WORK TASK: Which lines of the entries contain the string "rect"? Copy each of them.
>>>>
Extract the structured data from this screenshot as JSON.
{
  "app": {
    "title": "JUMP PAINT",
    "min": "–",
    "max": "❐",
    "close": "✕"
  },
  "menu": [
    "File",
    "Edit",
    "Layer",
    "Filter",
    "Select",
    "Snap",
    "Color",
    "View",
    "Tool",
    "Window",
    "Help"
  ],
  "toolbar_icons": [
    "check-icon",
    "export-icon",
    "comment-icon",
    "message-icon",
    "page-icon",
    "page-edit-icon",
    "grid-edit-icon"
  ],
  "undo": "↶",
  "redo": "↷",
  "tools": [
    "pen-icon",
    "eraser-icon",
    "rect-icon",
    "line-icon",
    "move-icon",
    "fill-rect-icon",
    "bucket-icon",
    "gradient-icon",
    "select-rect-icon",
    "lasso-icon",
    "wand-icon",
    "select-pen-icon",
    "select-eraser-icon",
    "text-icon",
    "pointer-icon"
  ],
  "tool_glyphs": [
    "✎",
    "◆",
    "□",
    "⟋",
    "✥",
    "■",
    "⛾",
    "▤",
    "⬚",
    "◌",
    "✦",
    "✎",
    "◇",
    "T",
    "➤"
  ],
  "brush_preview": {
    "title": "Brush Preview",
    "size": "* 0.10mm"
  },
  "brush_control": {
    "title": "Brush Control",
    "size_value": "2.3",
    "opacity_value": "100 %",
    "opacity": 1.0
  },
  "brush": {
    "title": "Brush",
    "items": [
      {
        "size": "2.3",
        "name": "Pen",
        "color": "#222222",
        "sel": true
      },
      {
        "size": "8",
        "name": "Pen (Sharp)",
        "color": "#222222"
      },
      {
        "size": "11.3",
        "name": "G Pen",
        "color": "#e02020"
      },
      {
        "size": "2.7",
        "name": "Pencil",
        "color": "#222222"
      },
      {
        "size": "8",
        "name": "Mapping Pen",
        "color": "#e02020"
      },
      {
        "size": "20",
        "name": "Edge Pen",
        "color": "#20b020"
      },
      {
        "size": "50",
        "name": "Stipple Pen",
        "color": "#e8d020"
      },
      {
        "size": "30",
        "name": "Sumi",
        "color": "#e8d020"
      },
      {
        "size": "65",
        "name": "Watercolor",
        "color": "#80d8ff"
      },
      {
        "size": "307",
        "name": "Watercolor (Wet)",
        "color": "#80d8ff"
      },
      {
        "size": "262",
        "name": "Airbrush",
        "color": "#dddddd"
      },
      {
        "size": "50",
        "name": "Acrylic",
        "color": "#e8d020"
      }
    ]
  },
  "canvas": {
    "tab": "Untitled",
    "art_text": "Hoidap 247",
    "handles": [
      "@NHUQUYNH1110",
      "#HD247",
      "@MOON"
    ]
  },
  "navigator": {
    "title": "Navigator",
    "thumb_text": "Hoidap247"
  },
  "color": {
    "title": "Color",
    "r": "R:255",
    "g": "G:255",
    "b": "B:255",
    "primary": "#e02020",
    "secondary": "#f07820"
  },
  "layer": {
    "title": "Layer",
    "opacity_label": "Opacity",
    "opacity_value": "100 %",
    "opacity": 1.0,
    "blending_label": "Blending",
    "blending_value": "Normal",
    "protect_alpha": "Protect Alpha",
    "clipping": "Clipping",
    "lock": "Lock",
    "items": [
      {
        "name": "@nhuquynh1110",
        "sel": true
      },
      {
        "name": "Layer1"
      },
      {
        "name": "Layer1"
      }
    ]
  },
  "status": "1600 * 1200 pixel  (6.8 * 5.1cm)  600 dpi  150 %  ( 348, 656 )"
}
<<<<
RESULT FOR THIS TASK:
    "rect-icon",
    "fill-rect-icon",
    "select-rect-icon",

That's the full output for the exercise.